Through a 24-year career as an NFL head coach, the Kansas City Chiefs’ Andy Reid has built an impressive coaching tree — and as his former coaches move on to head coaching jobs of their own, Reid continues to mentor young assistants from the ground up.
One of those is Kansas City’s new wide receivers coach Connor Embree, who spoke to reporters on Thursday about what it’s like to learn from one of the best teachers in league history.
“There’s a standard,” Embree said of Reid’s coaching style. “It’s not just for the players. It’s [for] the coaches, too — and you learn that fast. It’s either, ‘You’re out’ or ‘You’re coming up to the standard.’
“But like I said, it’s been great learning from obviously one of the greatest — or the greatest — coaches there’s been in the league. I always joke, ‘He’s forgotten more football than I’ll probably ever learn.’ So he’s been a great mentor — and I wouldn’t want it any other way.”
Embree certainly has the experience and background to be an NFL coach. His father Jon Embree (and his grandfather John Embree) are both former NFL players. Dad is the tight ends coach of the Miami Dolphins, while his brother Taylor is the running backs coach of the New York Jets.
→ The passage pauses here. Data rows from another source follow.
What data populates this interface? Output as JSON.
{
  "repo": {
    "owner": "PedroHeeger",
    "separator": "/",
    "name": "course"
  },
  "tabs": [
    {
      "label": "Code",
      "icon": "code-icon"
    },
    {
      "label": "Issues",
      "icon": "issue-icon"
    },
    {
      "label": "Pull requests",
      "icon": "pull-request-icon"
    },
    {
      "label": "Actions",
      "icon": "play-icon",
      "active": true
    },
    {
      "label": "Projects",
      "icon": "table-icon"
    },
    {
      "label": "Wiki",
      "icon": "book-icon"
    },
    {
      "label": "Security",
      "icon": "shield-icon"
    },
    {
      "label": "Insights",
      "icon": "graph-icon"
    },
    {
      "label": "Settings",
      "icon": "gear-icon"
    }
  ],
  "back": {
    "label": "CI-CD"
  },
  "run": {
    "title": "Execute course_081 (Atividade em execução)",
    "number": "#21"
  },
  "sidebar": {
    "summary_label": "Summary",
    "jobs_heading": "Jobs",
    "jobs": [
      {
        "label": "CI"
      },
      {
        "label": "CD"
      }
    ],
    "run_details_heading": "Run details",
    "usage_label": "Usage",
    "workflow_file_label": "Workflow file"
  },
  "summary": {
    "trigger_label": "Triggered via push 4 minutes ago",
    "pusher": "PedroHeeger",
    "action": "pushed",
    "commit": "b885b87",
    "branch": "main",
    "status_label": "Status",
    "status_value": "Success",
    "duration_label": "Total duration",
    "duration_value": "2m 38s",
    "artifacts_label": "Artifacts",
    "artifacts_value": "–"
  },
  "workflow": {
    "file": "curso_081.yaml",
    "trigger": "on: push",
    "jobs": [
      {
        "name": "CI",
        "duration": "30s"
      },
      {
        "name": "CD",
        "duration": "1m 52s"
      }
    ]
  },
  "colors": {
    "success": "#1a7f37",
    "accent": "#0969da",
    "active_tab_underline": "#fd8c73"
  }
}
Both of them have also served on Kansas City coaching staffs — Jon under Herm Edwards in the mid-2000s and Taylor under Reid in 2016.
A 2010 graduate of Blue Valley West in suburban Kansas City — where he played as a defensive back and quarterback — Connor spent his freshman year of college at UNLV before transferring to Kansas. There he played running back.
He coached for Blue Valley West, Fairview High School in Boulder, Colorado and KU before joining the Chiefs as a defensive assistant in 2019. Last season, served as an offensive quality control coach who primarily worked with the team’s wide receivers.
“Yeah, I’m young — but I’ve been around [coaching] my whole life,” Embree explained. “My dad’s been in this business. My brother is a coach for the Jets. My uncle is a high school coach out in Santa Margarita, California.
“It’s just always been in my blood. I grew up wanting to be a coach. Coach Reid puts a lot on us — the behind-the-scenes type of people. I [have] learned a lot. I’ve had a bunch of great coaches to learn under — and it’s just been fun.”
Offensive coordinator Matt Nagy — now on his second stint as a Kansas City assistant — noted that one of Reid’s unseen routines is to hand younger assistant coaches significant responsibilities during the offseason, giving them valuable experience for the bigger roles to come.
“What better way to interview for that type of position than doing it every day in [the] role that you’re in [over] the last couple of years?” asked Nagy. “So Connor has great strengths. He’s going to grow like all of us every year.”
But Embree says he knows he has to keep learning in every way he can — a lesson he imparts to his players.
“I try to take something from everyone,” he said. “I tell the receivers [to be] the same way: ‘When you’re watching film, don’t just watch the defense. Watch the other receivers and see what they’re doing.’
“So I try to take whatever I can — and still be myself — but I try to take whatever I can because I’m always learning.
“That’s one thing I learned from Coach Reid. [When] he’s in install meetings — and when someone’s up there — he’s taking notes. So if he’s taking notes, I’m taking notes.”
Embree says that Reid’s resume speaks for itself.
“There’s a standard being in the NFL,” he noted. “Then there’s a standard if you want to win Super Bowls and go to five consecutive AFC championships [and] NFC championships like he did.
“There’s a reason he’s done it there, here and all over. He’s done it, so why not follow him?”